Global Cinema Visions, a film and discussion series on Sunday afternoons at the Camden Opera House, will continue Jan. 17 at 2 p.m. with the Midcoast premiere of Nina Paley’s “Sita Sings the Blues.” Bill Halpin and Saskia Huising will lead a discussion after the film screening.

The film is the winner of 30 awards at international film festivals. In a vision of inspiring creation, director Paley combines animation, collage, photography, hand-painted watercolors, mythology, shadow-puppets and autobiography to retell the 3,000 year old Indian epic the Ramayana, as well as the story of her own collapsing marriage, all scored to the soundtrack of 1920s and ’30s jazz/blues singer Annette Henshaw, a contemporary of Bessie Smith.

Paley found herself drawn to reading the Ramayana, an ancient Hindu epic, when her marriage was dissolving. She said “Sita Sings the Blues” is a musical, animated personal interpretation of the Indian epic. The aspect of the story that she focuses on is the relationship between Sita and Rama, who are gods incarnated as human beings, “and even they can’t make their marriage work.”

“And then there’s my story. I’m just an ordinary human, who also can’t make her marriage work … I was moved by the story and it seemed to speak so much to my life at the time, my problems at the time. It was a very personal project from the beginning,” Paley said.

The film mixes autobiographical bits with commentary by three shadow puppets, voiced by Manish Acharya, Aseem Chhabra and Bhavana Nagaulapally, who playfully discuss the Ramayana among themselves. Their lines are completely unscripted. The actors are from different regions of India, speak different mother tongues and grew up on different versions of the story.

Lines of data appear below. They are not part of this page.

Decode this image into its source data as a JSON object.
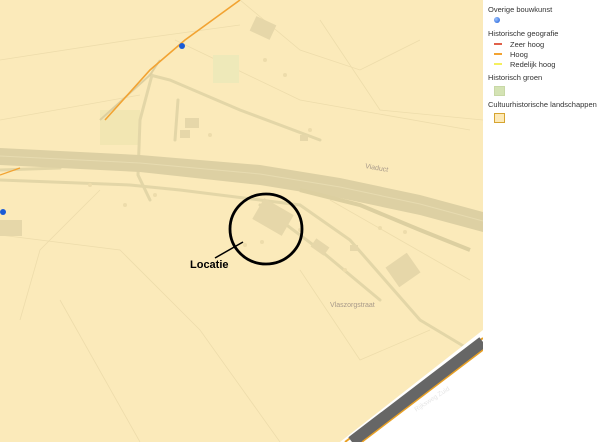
{
  "map": {
    "location_label": "Locatie",
    "street_labels": {
      "viaduct": "Viaduct",
      "vlaszo": "Vlaszorgstraat",
      "highway": "Rijksweg Zuid"
    }
  },
  "legend": {
    "overige_bouwkunst": "Overige bouwkunst",
    "historische_geografie": "Historische geografie",
    "geo_items": [
      {
        "label": "Zeer hoog",
        "color": "#e0614a"
      },
      {
        "label": "Hoog",
        "color": "#f2a332"
      },
      {
        "label": "Redelijk hoog",
        "color": "#f5ef5e"
      }
    ],
    "historisch_groen": "Historisch groen",
    "cultuurhistorische_landschappen": "Cultuurhistorische landschappen"
  },
  "colors": {
    "landscape": "#fbeaba",
    "road": "#dccfa0",
    "highway": "#5e5e5e",
    "green": "#d4e3b4"
  }
}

“There is no one Ramayana. Their discussion makes this clear,” said Paley.

Tickets for “Sita Sings the Blues” are $8 and are available at the door beginning one hour before the 2 p.m. screening. For more information, contact the Camden Opera House at 236-7963 or visit

VillageSoup Art/Entertainment Editor Dagney Ernest can be reached at 207-594-4401 or by e-mail to